■ WORK TO BE COMPLETED: Your copy of the lines below must match them exactly and contain no images.

[Dataset records]
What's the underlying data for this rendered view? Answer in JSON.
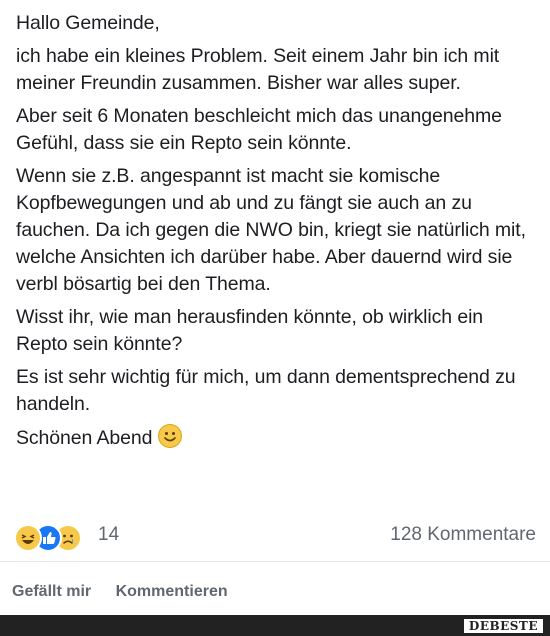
{
  "post": {
    "greeting": "Hallo Gemeinde,",
    "paragraphs": [
      "ich habe ein kleines Problem. Seit einem Jahr bin ich mit meiner Freundin zusammen. Bisher war alles super.",
      "Aber seit 6 Monaten beschleicht mich das unangenehme Gefühl, dass sie ein Repto sein könnte.",
      "Wenn sie z.B. angespannt ist macht sie komische Kopfbewegungen und ab und zu fängt sie auch an zu fauchen. Da ich gegen die NWO bin, kriegt sie natürlich mit, welche Ansichten ich darüber habe. Aber dauernd wird sie verbl bösartig bei den Thema.",
      "Wisst ihr, wie man herausfinden könnte, ob wirklich ein Repto sein könnte?",
      "Es ist sehr wichtig für mich, um dann dementsprechend zu handeln."
    ],
    "closing": "Schönen Abend"
  },
  "reactions": {
    "icons": [
      "haha-icon",
      "like-icon",
      "sad-icon"
    ],
    "count": "14",
    "comments": "128 Kommentare"
  },
  "actions": {
    "like_label": "Gefällt mir",
    "comment_label": "Kommentieren"
  },
  "watermark": "DEBESTE",
  "colors": {
    "text": "#1c1e21",
    "muted": "#606770",
    "like_blue": "#1877f2",
    "emoji_yellow": "#f7c948",
    "bottom_bar": "#222222"
  }
}
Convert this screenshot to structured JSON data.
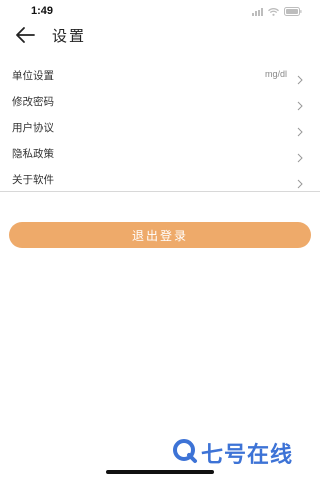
{
  "status_bar": {
    "time": "1:49"
  },
  "header": {
    "title": "设置"
  },
  "menu": {
    "items": [
      {
        "label": "单位设置",
        "value": "mg/dl"
      },
      {
        "label": "修改密码"
      },
      {
        "label": "用户协议"
      },
      {
        "label": "隐私政策"
      },
      {
        "label": "关于软件"
      }
    ]
  },
  "logout": {
    "label": "退出登录"
  },
  "watermark": {
    "text": "七号在线"
  },
  "colors": {
    "accent": "#eeaa6a",
    "watermark": "#3d73d6"
  }
}
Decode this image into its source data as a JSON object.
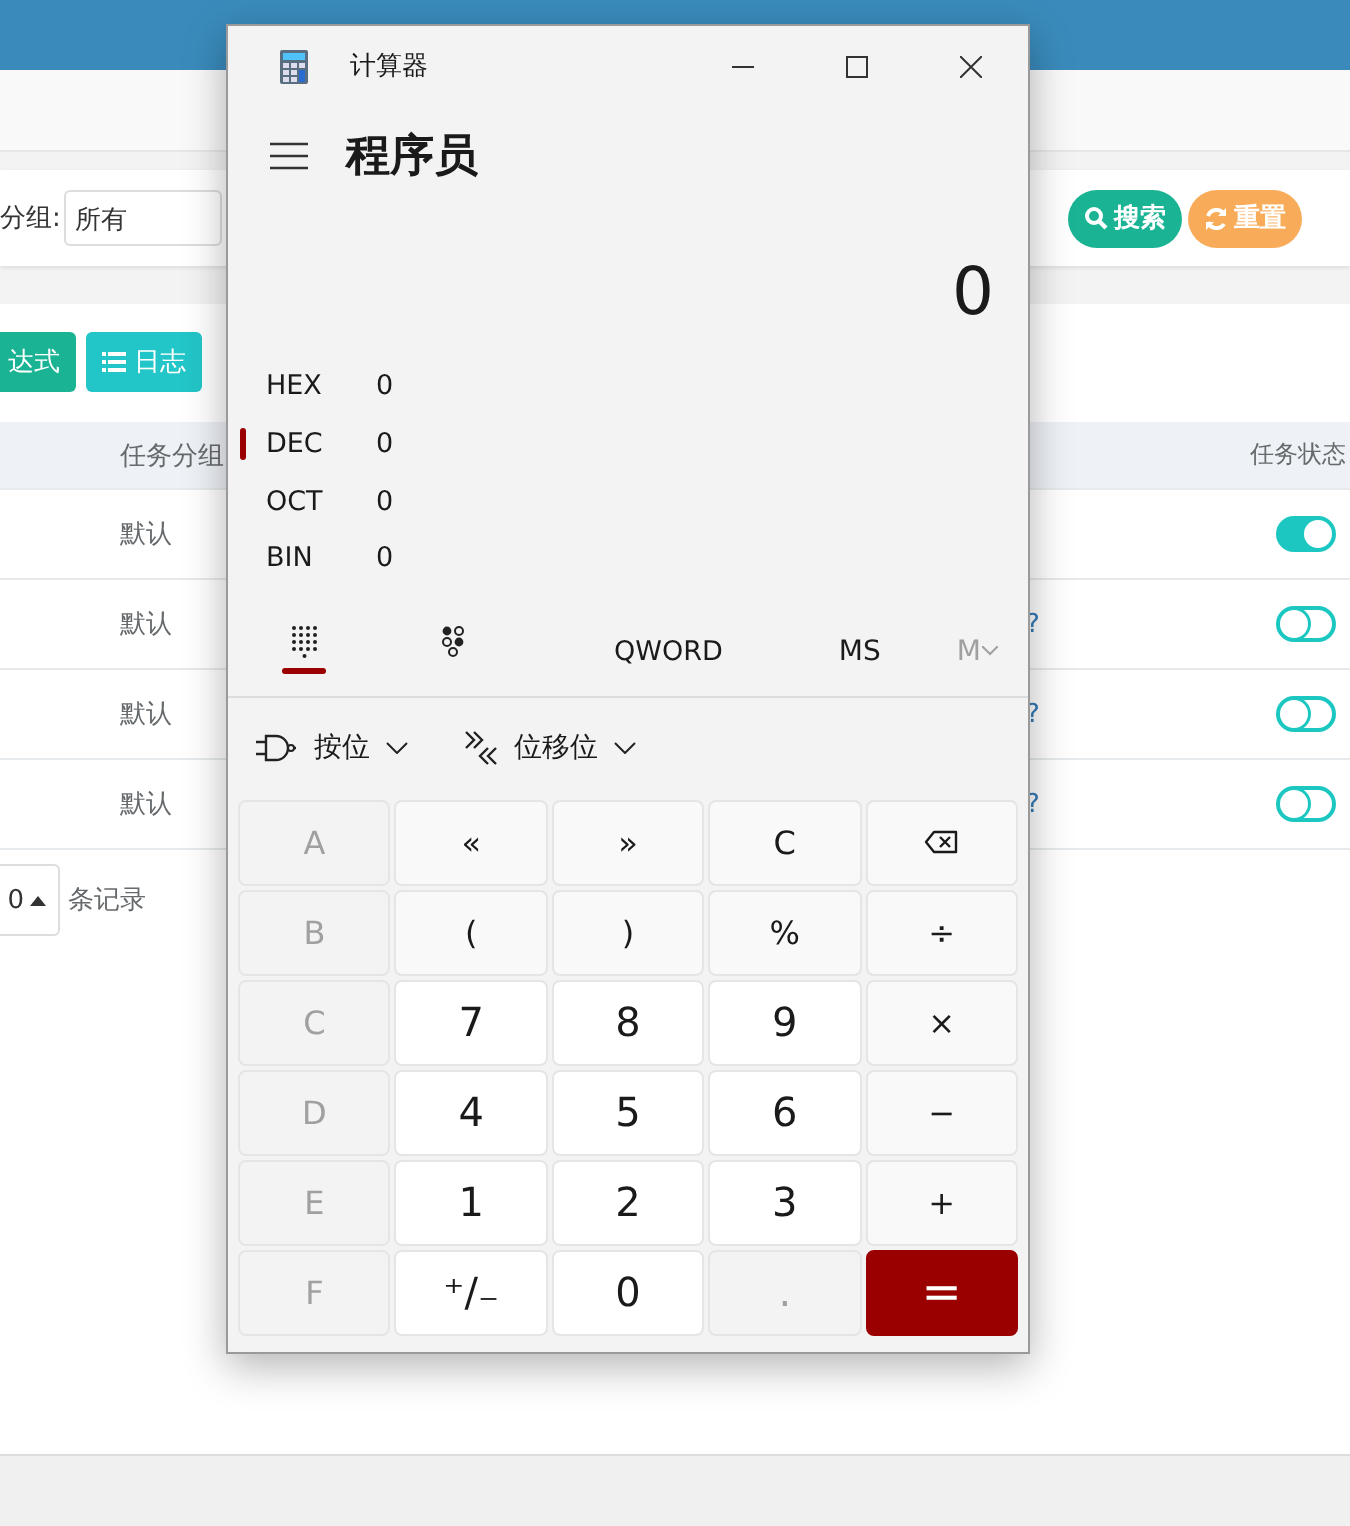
{
  "background_page": {
    "filter": {
      "label": "分组:",
      "value": "所有"
    },
    "search_buttons": [
      {
        "kind": "search",
        "label": "搜索"
      },
      {
        "kind": "reset",
        "label": "重置"
      }
    ],
    "toolbar": [
      {
        "kind": "expression",
        "label": "达式"
      },
      {
        "kind": "log",
        "label": "日志"
      }
    ],
    "table": {
      "columns": [
        "任务分组",
        "任务状态"
      ],
      "rows": [
        {
          "group": "默认",
          "on": true
        },
        {
          "group": "默认",
          "column_3": "?",
          "on": false
        },
        {
          "group": "默认",
          "column_3": "?",
          "on": false
        },
        {
          "group": "默认",
          "column_3": "?",
          "on": false
        }
      ]
    },
    "pagination": {
      "page_size": "0",
      "suffix": "条记录"
    }
  },
  "calculator": {
    "title": "计算器",
    "mode": "程序员",
    "display": "0",
    "radixes": [
      {
        "label": "HEX",
        "value": "0",
        "selected": false
      },
      {
        "label": "DEC",
        "value": "0",
        "selected": true
      },
      {
        "label": "OCT",
        "value": "0",
        "selected": false
      },
      {
        "label": "BIN",
        "value": "0",
        "selected": false
      }
    ],
    "tabs": [
      {
        "kind": "keypad",
        "selected": true
      },
      {
        "kind": "bits",
        "selected": false
      }
    ],
    "word_size": "QWORD",
    "memory_buttons": [
      {
        "label": "MS",
        "disabled": false
      },
      {
        "label": "M",
        "disabled": true
      }
    ],
    "menus": [
      {
        "kind": "bitwise",
        "label": "按位"
      },
      {
        "kind": "shift",
        "label": "位移位"
      }
    ],
    "keys": [
      {
        "kind": "hex",
        "label": "A",
        "disabled": true
      },
      {
        "kind": "operator",
        "label": "«",
        "disabled": false
      },
      {
        "kind": "operator",
        "label": "»",
        "disabled": false
      },
      {
        "kind": "operator",
        "label": "C",
        "disabled": false
      },
      {
        "kind": "backspace",
        "disabled": false
      },
      {
        "kind": "hex",
        "label": "B",
        "disabled": true
      },
      {
        "kind": "operator",
        "label": "(",
        "disabled": false
      },
      {
        "kind": "operator",
        "label": ")",
        "disabled": false
      },
      {
        "kind": "operator",
        "label": "%",
        "disabled": false
      },
      {
        "kind": "operator",
        "label": "÷",
        "disabled": false
      },
      {
        "kind": "hex",
        "label": "C",
        "disabled": true
      },
      {
        "kind": "digit",
        "label": "7",
        "disabled": false
      },
      {
        "kind": "digit",
        "label": "8",
        "disabled": false
      },
      {
        "kind": "digit",
        "label": "9",
        "disabled": false
      },
      {
        "kind": "operator",
        "label": "×",
        "disabled": false
      },
      {
        "kind": "hex",
        "label": "D",
        "disabled": true
      },
      {
        "kind": "digit",
        "label": "4",
        "disabled": false
      },
      {
        "kind": "digit",
        "label": "5",
        "disabled": false
      },
      {
        "kind": "digit",
        "label": "6",
        "disabled": false
      },
      {
        "kind": "operator",
        "label": "−",
        "disabled": false
      },
      {
        "kind": "hex",
        "label": "E",
        "disabled": true
      },
      {
        "kind": "digit",
        "label": "1",
        "disabled": false
      },
      {
        "kind": "digit",
        "label": "2",
        "disabled": false
      },
      {
        "kind": "digit",
        "label": "3",
        "disabled": false
      },
      {
        "kind": "operator",
        "label": "+",
        "disabled": false
      },
      {
        "kind": "hex",
        "label": "F",
        "disabled": true
      },
      {
        "kind": "digit",
        "label": "⁺/₋",
        "disabled": false
      },
      {
        "kind": "digit",
        "label": "0",
        "disabled": false
      },
      {
        "kind": "digit",
        "label": ".",
        "disabled": true
      },
      {
        "kind": "equals",
        "label": "=",
        "disabled": false
      }
    ]
  }
}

■ WRITTEN REPLY:
What's the underlying data for this rendered view? Answer in JSON.
{
  "post": {
    "greeting": "Hallo Gemeinde,",
    "paragraphs": [
      "ich habe ein kleines Problem. Seit einem Jahr bin ich mit meiner Freundin zusammen. Bisher war alles super.",
      "Aber seit 6 Monaten beschleicht mich das unangenehme Gefühl, dass sie ein Repto sein könnte.",
      "Wenn sie z.B. angespannt ist macht sie komische Kopfbewegungen und ab und zu fängt sie auch an zu fauchen. Da ich gegen die NWO bin, kriegt sie natürlich mit, welche Ansichten ich darüber habe. Aber dauernd wird sie verbl bösartig bei den Thema.",
      "Wisst ihr, wie man herausfinden könnte, ob wirklich ein Repto sein könnte?",
      "Es ist sehr wichtig für mich, um dann dementsprechend zu handeln."
    ],
    "closing": "Schönen Abend"
  },
  "reactions": {
    "icons": [
      "haha-icon",
      "like-icon",
      "sad-icon"
    ],
    "count": "14",
    "comments": "128 Kommentare"
  },
  "actions": {
    "like_label": "Gefällt mir",
    "comment_label": "Kommentieren"
  },
  "watermark": "DEBESTE",
  "colors": {
    "text": "#1c1e21",
    "muted": "#606770",
    "like_blue": "#1877f2",
    "emoji_yellow": "#f7c948",
    "bottom_bar": "#222222"
  }
}
Convert this screenshot to structured JSON data.
{
  "status_bar": {
    "time": "1:49"
  },
  "header": {
    "title": "设置"
  },
  "menu": {
    "items": [
      {
        "label": "单位设置",
        "value": "mg/dl"
      },
      {
        "label": "修改密码"
      },
      {
        "label": "用户协议"
      },
      {
        "label": "隐私政策"
      },
      {
        "label": "关于软件"
      }
    ]
  },
  "logout": {
    "label": "退出登录"
  },
  "watermark": {
    "text": "七号在线"
  },
  "colors": {
    "accent": "#eeaa6a",
    "watermark": "#3d73d6"
  }
}
Decode this image into its source data as a JSON object.
{
  "background_page": {
    "filter": {
      "label": "分组:",
      "value": "所有"
    },
    "search_buttons": [
      {
        "kind": "search",
        "label": "搜索"
      },
      {
        "kind": "reset",
        "label": "重置"
      }
    ],
    "toolbar": [
      {
        "kind": "expression",
        "label": "达式"
      },
      {
        "kind": "log",
        "label": "日志"
      }
    ],
    "table": {
      "columns": [
        "任务分组",
        "任务状态"
      ],
      "rows": [
        {
          "group": "默认",
          "on": true
        },
        {
          "group": "默认",
          "column_3": "?",
          "on": false
        },
        {
          "group": "默认",
          "column_3": "?",
          "on": false
        },
        {
          "group": "默认",
          "column_3": "?",
          "on": false
        }
      ]
    },
    "pagination": {
      "page_size": "0",
      "suffix": "条记录"
    }
  },
  "calculator": {
    "title": "计算器",
    "mode": "程序员",
    "display": "0",
    "radixes": [
      {
        "label": "HEX",
        "value": "0",
        "selected": false
      },
      {
        "label": "DEC",
        "value": "0",
        "selected": true
      },
      {
        "label": "OCT",
        "value": "0",
        "selected": false
      },
      {
        "label": "BIN",
        "value": "0",
        "selected": false
      }
    ],
    "tabs": [
      {
        "kind": "keypad",
        "selected": true
      },
      {
        "kind": "bits",
        "selected": false
      }
    ],
    "word_size": "QWORD",
    "memory_buttons": [
      {
        "label": "MS",
        "disabled": false
      },
      {
        "label": "M",
        "disabled": true
      }
    ],
    "menus": [
      {
        "kind": "bitwise",
        "label": "按位"
      },
      {
        "kind": "shift",
        "label": "位移位"
      }
    ],
    "keys": [
      {
        "kind": "hex",
        "label": "A",
        "disabled": true
      },
      {
        "kind": "operator",
        "label": "«",
        "disabled": false
      },
      {
        "kind": "operator",
        "label": "»",
        "disabled": false
      },
      {
        "kind": "operator",
        "label": "C",
        "disabled": false
      },
      {
        "kind": "backspace",
        "disabled": false
      },
      {
        "kind": "hex",
        "label": "B",
        "disabled": true
      },
      {
        "kind": "operator",
        "label": "(",
        "disabled": false
      },
      {
        "kind": "operator",
        "label": ")",
        "disabled": false
      },
      {
        "kind": "operator",
        "label": "%",
        "disabled": false
      },
      {
        "kind": "operator",
        "label": "÷",
        "disabled": false
      },
      {
        "kind": "hex",
        "label": "C",
        "disabled": true
      },
      {
        "kind": "digit",
        "label": "7",
        "disabled": false
      },
      {
        "kind": "digit",
        "label": "8",
        "disabled": false
      },
      {
        "kind": "digit",
        "label": "9",
        "disabled": false
      },
      {
        "kind": "operator",
        "label": "×",
        "disabled": false
      },
      {
        "kind": "hex",
        "label": "D",
        "disabled": true
      },
      {
        "kind": "digit",
        "label": "4",
        "disabled": false
      },
      {
        "kind": "digit",
        "label": "5",
        "disabled": false
      },
      {
        "kind": "digit",
        "label": "6",
        "disabled": false
      },
      {
        "kind": "operator",
        "label": "−",
        "disabled": false
      },
      {
        "kind": "hex",
        "label": "E",
        "disabled": true
      },
      {
        "kind": "digit",
        "label": "1",
        "disabled": false
      },
      {
        "kind": "digit",
        "label": "2",
        "disabled": false
      },
      {
        "kind": "digit",
        "label": "3",
        "disabled": false
      },
      {
        "kind": "operator",
        "label": "+",
        "disabled": false
      },
      {
        "kind": "hex",
        "label": "F",
        "disabled": true
      },
      {
        "kind": "digit",
        "label": "⁺/₋",
        "disabled": false
      },
      {
        "kind": "digit",
        "label": "0",
        "disabled": false
      },
      {
        "kind": "digit",
        "label": ".",
        "disabled": true
      },
      {
        "kind": "equals",
        "label": "=",
        "disabled": false
      }
    ]
  }
}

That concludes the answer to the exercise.